ACTION ITEM
Which lines below mention "icon"? Pick each one out.

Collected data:
═══

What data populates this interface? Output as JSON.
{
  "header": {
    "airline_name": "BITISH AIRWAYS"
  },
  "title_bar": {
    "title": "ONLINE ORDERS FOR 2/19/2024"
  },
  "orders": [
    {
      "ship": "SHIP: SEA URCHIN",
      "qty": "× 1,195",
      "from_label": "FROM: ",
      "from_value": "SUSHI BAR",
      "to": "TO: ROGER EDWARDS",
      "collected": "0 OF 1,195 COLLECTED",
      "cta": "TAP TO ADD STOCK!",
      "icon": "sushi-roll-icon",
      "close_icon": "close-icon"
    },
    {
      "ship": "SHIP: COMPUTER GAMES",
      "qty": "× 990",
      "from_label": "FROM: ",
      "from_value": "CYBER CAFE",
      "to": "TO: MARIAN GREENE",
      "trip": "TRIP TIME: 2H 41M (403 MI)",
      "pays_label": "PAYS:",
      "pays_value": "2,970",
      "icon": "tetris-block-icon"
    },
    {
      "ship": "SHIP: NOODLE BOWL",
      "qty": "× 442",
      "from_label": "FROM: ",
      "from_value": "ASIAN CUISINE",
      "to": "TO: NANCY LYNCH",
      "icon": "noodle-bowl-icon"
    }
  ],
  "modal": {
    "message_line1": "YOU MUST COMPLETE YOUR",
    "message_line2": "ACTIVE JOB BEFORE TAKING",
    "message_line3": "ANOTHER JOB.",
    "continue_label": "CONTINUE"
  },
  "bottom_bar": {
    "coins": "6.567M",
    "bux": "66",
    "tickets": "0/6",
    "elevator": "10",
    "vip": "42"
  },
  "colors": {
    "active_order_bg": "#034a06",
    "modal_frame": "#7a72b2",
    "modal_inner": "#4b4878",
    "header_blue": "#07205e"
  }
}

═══

WRITTEN SOLUTION
      "icon": "sushi-roll-icon",
      "close_icon": "close-icon"
      "icon": "tetris-block-icon"
      "icon": "noodle-bowl-icon"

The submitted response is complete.